The Arden Theatre Company Gets Passionate with Sondheim
The Arden Theatre has staged 14 productions of Stephen Sondheim shows since 1993. But opening this month is a first: Passion, a simple love story between people who are anything but simple. Artistic director Terry Nolen tells the Philadelphia Inquirer's David Patrick Stearns why he waited until he was good and ready.
David Patrick Stearns: All Stephen Sondheim shows are distinctly different from each other. But Passion, which played 280 performances on Broadway in 1994, and was the shortest-running show to ever win the Tony Award for Best Musical, is more different than any of them. The happy end, heard here with the original Broadway cast, comes at the beginning. And the end? You won't know who is the beauty and who is the beast.
Terry Nolen: It doesn't conform to traditional musical expectations. It subverts so many of them. So again and again it asks you to accept and enter into the show on its own terms.
DPS: Yet artistic director Terry Nolen admits that if the casting is right, Passion barely needs basic stuff like scenery. Set in 19th-century Italy, the story is a particularly impossible love triangle between a married woman, a handsome soldier and a chronically ill woman who has never known love. How could a homely, chronically ill woman possibly hope to win a handsome soldier? It's a learning experience like nothing else, says Liz Filios, who plays that central character.
Liz Filios: It taught me a great deal about perspectives I've never considered before. They speak of the psyche of the sick. There's a lot of discussion about love and death and what is true. It's a great challenge, but also a great honor to swim around in these questions everyday.
DPS: Such issues are particularly inescapable since it's perhaps the only Sondheim show without irony, laughs, or applause points to relieve the tension.
TN: We want to be as close as possible to these characters, and to their thoughts and feelings as possible. It's constant close-ups.
DPS: But if the audience feels a bit captive, consider that leading man Ben Michael is faced with portraying a massive nervous breakdown every night.
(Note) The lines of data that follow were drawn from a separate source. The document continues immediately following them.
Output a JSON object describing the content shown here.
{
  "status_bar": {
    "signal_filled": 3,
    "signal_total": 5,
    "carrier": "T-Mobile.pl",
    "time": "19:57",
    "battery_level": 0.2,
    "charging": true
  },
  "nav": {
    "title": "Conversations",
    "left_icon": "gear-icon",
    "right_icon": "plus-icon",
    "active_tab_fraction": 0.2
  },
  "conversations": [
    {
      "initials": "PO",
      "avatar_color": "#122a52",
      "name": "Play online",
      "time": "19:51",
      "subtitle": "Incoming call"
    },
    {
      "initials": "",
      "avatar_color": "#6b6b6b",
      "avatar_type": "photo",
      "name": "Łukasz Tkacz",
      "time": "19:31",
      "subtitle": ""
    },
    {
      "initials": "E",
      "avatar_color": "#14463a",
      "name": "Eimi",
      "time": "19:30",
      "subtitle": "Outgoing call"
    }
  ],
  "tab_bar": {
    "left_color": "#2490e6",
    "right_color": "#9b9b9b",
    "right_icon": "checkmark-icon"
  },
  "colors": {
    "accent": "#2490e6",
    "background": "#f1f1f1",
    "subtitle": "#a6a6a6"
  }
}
Ben Michael: Luckily, the guys in the show, we can joke around and talk about the Phillies and get out of that head space, so I don't take it home.
DPS: But if anybody should take it home, it's the audience. It's why we go to the theater.
Check out this article from BuzzFeed News: "Why Stephen Sondheim Is A Genius, According To The Broadway Stars Who Love Him"